Hello from me!
Joining the Guild team at East Street Arts has been eye-opening; for the past six months I have been in post, it has been a pleasure getting to know the Guild Cohort – their beginnings, artistic vision, structure and future goals. Each one is unique in their locality and the people they engage with, yet similar in the challenges faced and passion for growth and sustainability. In this blog, I’m going to run you through the initiatives we have put in place for the Guild Cohort in 2021-2022 – a programme of activity that takes place digitally to account for ongoing uncertainties about COVID.
During my first initial, individual, online chats with each member, their reasoning for joining Guild always came back to networking. Networking during a global pandemic is challenging to programme. Still, the ever-evolving Guild team has tried various methods to overcome such a challenge, and it was one I was keen to get involved with finding solutions for.

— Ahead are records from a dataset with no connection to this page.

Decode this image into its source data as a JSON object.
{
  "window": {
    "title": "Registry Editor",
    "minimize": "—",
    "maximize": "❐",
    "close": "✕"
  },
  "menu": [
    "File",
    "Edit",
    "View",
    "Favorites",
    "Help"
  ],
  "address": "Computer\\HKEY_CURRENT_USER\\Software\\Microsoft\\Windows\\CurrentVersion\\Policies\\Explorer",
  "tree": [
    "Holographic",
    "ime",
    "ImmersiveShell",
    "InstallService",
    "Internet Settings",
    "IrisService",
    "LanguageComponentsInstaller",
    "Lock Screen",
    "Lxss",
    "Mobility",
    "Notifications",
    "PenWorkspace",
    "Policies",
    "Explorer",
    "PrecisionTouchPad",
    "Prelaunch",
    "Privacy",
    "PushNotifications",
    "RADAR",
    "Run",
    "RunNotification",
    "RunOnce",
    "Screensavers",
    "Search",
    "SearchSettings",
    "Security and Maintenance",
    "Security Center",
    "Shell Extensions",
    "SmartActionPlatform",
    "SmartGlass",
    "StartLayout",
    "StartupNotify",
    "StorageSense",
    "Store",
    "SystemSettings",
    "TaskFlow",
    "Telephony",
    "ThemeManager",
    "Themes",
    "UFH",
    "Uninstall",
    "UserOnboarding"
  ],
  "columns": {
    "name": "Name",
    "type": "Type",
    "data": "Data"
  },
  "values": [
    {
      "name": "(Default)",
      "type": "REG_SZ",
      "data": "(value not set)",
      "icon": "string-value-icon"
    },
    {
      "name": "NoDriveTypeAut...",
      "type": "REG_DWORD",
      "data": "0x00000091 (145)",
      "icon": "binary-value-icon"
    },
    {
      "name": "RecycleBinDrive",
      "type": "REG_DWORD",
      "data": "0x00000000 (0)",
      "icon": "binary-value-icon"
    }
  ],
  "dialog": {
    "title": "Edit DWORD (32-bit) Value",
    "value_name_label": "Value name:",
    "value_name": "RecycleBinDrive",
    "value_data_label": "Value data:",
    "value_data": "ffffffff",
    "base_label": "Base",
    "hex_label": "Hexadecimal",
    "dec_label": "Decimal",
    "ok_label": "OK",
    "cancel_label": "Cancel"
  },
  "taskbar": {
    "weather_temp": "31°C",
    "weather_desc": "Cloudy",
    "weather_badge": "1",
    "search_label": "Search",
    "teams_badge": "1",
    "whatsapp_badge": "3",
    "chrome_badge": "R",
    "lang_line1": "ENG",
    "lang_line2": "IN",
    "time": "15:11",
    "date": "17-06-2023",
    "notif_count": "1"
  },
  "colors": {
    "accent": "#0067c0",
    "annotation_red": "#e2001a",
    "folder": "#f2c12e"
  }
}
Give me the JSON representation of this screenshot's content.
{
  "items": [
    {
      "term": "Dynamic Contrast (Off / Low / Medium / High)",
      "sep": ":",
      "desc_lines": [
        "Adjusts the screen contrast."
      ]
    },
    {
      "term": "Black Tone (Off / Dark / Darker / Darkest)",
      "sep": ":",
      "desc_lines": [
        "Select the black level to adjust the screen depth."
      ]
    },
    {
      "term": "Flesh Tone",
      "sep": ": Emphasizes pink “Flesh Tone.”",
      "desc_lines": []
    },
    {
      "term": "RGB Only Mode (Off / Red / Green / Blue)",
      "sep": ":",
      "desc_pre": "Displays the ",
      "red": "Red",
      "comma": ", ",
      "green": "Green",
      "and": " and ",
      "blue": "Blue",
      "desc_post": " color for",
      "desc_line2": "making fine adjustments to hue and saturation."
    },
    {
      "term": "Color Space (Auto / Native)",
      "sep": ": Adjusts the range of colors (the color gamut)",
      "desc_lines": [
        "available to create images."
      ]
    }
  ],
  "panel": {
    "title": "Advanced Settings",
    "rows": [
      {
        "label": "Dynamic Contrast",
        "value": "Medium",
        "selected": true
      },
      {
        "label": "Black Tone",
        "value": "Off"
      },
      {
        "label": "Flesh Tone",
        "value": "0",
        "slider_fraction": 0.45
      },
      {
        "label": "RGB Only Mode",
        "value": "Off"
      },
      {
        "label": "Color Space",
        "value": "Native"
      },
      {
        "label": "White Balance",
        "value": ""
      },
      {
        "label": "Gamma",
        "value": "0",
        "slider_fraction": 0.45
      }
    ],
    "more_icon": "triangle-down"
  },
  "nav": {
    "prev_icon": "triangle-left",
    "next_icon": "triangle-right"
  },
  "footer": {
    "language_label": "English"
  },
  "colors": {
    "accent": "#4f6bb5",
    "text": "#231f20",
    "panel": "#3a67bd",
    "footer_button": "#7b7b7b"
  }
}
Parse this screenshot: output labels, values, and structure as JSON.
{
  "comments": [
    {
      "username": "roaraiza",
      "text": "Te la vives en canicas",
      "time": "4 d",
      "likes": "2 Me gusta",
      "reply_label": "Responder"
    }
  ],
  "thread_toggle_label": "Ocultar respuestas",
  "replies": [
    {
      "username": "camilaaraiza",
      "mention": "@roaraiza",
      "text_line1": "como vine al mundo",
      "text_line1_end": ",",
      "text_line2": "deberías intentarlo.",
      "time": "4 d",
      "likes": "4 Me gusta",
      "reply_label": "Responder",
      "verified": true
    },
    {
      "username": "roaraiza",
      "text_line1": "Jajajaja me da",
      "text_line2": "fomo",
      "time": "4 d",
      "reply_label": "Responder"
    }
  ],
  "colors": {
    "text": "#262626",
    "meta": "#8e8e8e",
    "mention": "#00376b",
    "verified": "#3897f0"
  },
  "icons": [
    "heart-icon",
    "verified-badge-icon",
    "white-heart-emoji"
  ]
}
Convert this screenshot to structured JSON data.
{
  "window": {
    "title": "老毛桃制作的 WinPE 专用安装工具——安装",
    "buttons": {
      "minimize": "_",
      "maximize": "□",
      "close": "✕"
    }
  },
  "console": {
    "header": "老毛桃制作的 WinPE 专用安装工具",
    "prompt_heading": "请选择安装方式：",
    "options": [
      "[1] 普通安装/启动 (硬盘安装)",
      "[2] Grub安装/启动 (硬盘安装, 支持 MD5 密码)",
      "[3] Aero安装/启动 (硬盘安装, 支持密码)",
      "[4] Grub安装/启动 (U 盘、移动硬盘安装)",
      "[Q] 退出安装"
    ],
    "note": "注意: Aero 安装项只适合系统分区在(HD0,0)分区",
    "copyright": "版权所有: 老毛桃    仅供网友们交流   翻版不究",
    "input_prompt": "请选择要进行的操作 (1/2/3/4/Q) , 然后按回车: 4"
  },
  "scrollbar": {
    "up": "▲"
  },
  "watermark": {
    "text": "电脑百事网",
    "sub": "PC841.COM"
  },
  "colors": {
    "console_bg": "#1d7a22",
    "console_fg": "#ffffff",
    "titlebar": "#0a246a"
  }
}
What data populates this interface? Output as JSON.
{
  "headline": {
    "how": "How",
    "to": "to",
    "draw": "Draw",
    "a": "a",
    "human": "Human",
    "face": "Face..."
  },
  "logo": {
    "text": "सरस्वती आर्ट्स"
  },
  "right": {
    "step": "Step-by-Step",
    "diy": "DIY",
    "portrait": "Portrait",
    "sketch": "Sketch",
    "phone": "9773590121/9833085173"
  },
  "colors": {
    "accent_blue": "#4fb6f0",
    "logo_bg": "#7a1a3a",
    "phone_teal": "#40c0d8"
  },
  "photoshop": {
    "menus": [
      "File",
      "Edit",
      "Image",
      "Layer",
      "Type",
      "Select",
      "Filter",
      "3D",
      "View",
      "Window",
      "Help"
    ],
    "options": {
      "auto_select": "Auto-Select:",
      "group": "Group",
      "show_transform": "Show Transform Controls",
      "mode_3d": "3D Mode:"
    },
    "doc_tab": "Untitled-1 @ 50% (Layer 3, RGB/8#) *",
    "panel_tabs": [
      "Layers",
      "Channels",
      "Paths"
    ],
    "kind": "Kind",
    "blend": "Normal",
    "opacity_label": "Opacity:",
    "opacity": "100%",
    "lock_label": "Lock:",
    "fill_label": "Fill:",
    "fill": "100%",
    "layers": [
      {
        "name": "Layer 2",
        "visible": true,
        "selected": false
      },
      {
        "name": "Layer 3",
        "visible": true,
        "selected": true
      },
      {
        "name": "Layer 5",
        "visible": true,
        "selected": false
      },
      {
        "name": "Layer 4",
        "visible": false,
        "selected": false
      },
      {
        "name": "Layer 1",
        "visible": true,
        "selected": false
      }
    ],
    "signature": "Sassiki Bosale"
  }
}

Members of the cohort had already formed connections at our initial pre-Covid residency here at East Street Arts in 2019, and had continued to connect at our monthly online drop-in sessions (Guild Hall) over the last year. In these physical and digital meetings, ideas for collaboration had already began to evolve between our cohorts.This, coupled with seeing how useful it is to have a space for our cohort to troubleshoot (in this case, an agony aunt style WhatsApp group) – led me to think about a studio swap model. Since Guild couldn’t orchestrate a physical studio swap, I wanted to explore delivering this digitally to encourage online discussion to strengthen the network, exchange learnings and avoid duplication in the sector.
Additional info Using video conferencing platforms, social media and messaging services the cohort are encouraged to begin and maintain an online discussion with their paired organisation, in a bid to strengthen the network and encourage shared learnings.
Besides understanding the need for networking as a driving force to be part of Guild, I was also understanding more about about how those running artist-led spaces & collectives increasingly struggled to make room for their creative practices. Many of the artists at the helm of these organisations had told us that their focus was so much logistical/troubleshooting/practical jobs that they had little room to focus on their creative work. Whether this is building maintenance, governance, fundraising, adapting spaces to COVID measures or cancelling/replanning years of work, I could understand why it would leave little room for creative expression. The need for this outlet is still really strong within the cohort members. Our spatial limitations over the past year have only exacerbated the need to connect on a logistical basis and build a network of creative peers. Guild Excursions are an initiative to aid in overcoming these hurdles, releasing a specific fund that enables cohort members to engage in creative events or develop their practice.
Space and Place/Connectivity and Creativity
In these two support initiatives, we talk of space and place concerning connectivity and creativity. Although words spanning lots of meanings, which can be considered in different ways and contexts, we have considered them:
Space; a continuous area of expanse/also the specific place (such as a building) our artists occupy.
Place; a particular position, point or location, in which a space is positioned.
These are both at odds inherently with the remit and necessity to deliver an online programme. The creative excursions and peer exchange we seek to encourage seems intertwined with these themes. And it will always be a struggle to have the physical remit of space/place as a foundation for exchange when the tactile, physical element of experiencing these places and the people who drive them is missing. We hope this separation can allow us to interrogate more what space and place means and how it can provide a framework for so much of the work we, and the artists we support, do in the artist-led sector.
Guild Conversations initially had a programme of events in 2020 as a direct response to COVID, which covered a huge range of topics in response to surveying what the artist-led sector needed. Whilst feeding into our direct work with the Guild cohort, the importance of space and place allowed me to realise that this was an urgent theme that needed to be the key focus of our upcoming Guild Conversations series. Our upcoming programme of online talks, beginning in September 2021, will see an exciting range of artists and speakers collaborate to interrogate the role of space and place in the artist-led sector. Providing a nuanced look at the often intersecting practical and ethical questions, we must consider when planning for, interacting with or leafing an artist-led space.
This series will consider how the artist-led sector has shifted towards digital practices and approaches. Yet, the practical needs of artist-led space and place continue to require hands-on approaches and meaningful connectivity. In fact, in putting this blog together I realise the mirroring of framework in what we are doing internally and the events we are presenting externally.
Guild Conversations will provide a timely opportunity for discussion on space and place in the artist-led sector through a series of workshops on accessibility and inclusivity, carbon footprints, sustainability, working with local communities, and alternative income schemes in artist-led spaces. Across these conversations, we will discuss provocations around these themes and how the ways these themes intersect have deepened during COVID-19. By bringing in a range of artists, opportunities for peer exchange, discussion and resource generation in response to these themes and provocations, Guild Conversations alongside our initiatives with the Guild Cohort, aims to contribute to the future resilience of the artist-led sector.